I’ll look into it more, but three schools confirmed for me the $14.9 million as the Big Ten Distribution for time period covered by the reports.
SethMarch 3, 2011
And Kristi if you look at the St. Louis article, $14.9 million was the projected total television distribution. It seems to coincidental to have $14.9 million come up twice. Are we sure the Big Ten schools weren’t confirming a total distribution from the network partners (ABC/ESPN, CBS, and the Big Ten Network) of $14.9?
Kristi DoshMarch 3, 2011
I’ve heard back from one of the schools and they confirmed $14.9m was received from the Big Ten Network alone. Would like to hear it from more than one to be sure there is no misunderstanding or mistake.
SethMarch 3, 2011
Thanks for following up on this. I guess my other issue would be $14.9 million would significantly throw off everything we’ve heard about the Big Ten’s conference distribution. Teddy Greenstein and most other reports i’ve read have it at $20-22 million annually.
With $14.9 million from the BTN and $8.4 million from the ABC/ESPN, and CBS contracts, we are at $23.3 million already. We also haven’t accounted for BCS/bowl game revenue sharing, or NCAA basketball checks either. Do you have any data from the schools on what their actual distribution check from the conference was if they made $14.9 million from the BTN alone? Is it possible (I don’t think it is, but…) the BTN distributions are accounted for separately from the annual conference distribution?
NelsonMarch 19, 2011
Many of links provided are incorrect because of the assumption that the BTN was the sole source of tv/media revenue.
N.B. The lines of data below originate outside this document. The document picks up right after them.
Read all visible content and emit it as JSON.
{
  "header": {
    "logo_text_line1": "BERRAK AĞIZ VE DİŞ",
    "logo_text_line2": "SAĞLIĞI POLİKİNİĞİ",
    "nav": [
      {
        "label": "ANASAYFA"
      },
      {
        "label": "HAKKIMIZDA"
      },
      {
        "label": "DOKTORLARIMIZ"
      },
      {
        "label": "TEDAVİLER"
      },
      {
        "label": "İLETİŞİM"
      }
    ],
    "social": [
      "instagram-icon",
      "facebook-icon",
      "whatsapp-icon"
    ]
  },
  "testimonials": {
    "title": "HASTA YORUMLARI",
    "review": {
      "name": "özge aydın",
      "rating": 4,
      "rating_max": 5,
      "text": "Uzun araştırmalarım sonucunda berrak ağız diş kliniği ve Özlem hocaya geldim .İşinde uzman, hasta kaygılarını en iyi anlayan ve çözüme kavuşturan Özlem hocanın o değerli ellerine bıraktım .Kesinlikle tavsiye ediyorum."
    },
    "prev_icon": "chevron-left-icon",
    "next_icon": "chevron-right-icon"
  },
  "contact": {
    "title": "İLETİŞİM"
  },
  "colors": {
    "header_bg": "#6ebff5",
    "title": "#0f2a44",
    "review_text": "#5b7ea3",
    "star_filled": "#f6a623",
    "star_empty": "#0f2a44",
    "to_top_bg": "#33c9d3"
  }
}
Here’s an important point that many don’t understand: Big Ten Media distributions include BTN and ABC/ESPN/CBS mon. The Big Ten conference collects the ABC/ESPN/CBS monies and distributes to the schools. Big Ten Media distributions are greater than BTN revenue because it includes the ABC/ESPN/CBS revenues.
Look at the info provided by UW (now slightly out of date):
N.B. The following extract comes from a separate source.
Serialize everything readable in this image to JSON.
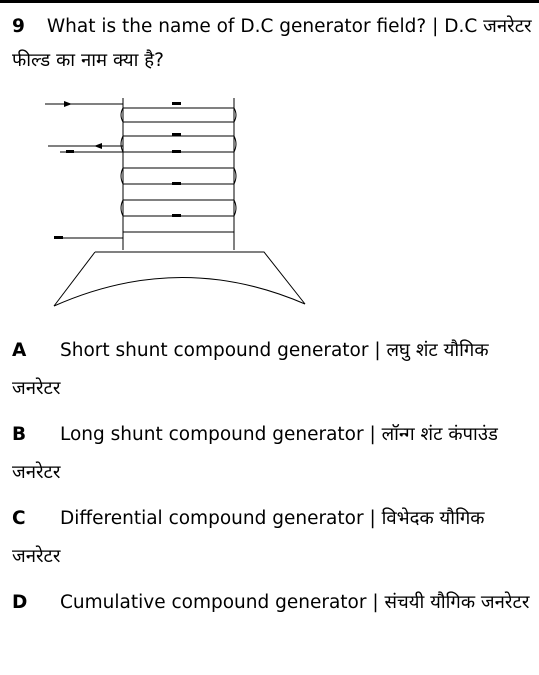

University of Wisconsin Projected
ABC/ESPN/CBS $8,086,305 $8,426,000
BTN Distribution $6,308,750 $6,461,000
To Campus for BTN Expenses $250,000 $250,000
Net BTN Available to Share $6,058,750 $6,211,000
30% Campus BTN Distribution $1,817,625 $1,863,300
70% Athletics BTN Distribution $4,241,125 $4,347,700
Athletics Net From B10 Media $12,327,430 $12,773,700
Big Ten Media Total $14,395,055 $14,887,000
The Big Ten Media Total of $14,395,055 is simply the sum of BTN revenue and ABC/ESPN/CBS revenues. The 30/70 campus/athletics split is specific to Wisconsin. Other schools will deal with this differently.
RichApril 11, 2011
The link above claims the Purdue Athletic Dept budget is $57M with a revenue of $61M. It also tells how all the revenue generated by the athletic dept (minus JPC scholarship money) goes to a general fund.
Claiming $61M in revenue doesn’t seem correct to me.
Kristi DoshApril 16, 2011
All I can do at this point is tell you what they reported to the Department of Education. I am looking into some other sources of information, but the numbers I reported are what they share with the federal government for Title IX review.
MarcusNovember 14, 2013
The info and comments here have helped me kick start a research paper am doing based on these questions;
1. Licensing revenue for the fiscal years ending in; 2011, 2012 and 2013.
2. Which department manages the licensing function? How many full time
employees are dedicated to managing the function
3. Does the university outsource any of the licensing activity? If so,
to whom? (i.e CLC)
4. How is the licensing revenue used or distributed? Is there a
formula for distribution? (i.e. 100% to athletics or 50% the general
fund for scholarships, 50% to student services, etc).
I would appreciate if any one gave me the information about websites I can access the statistics. Thank you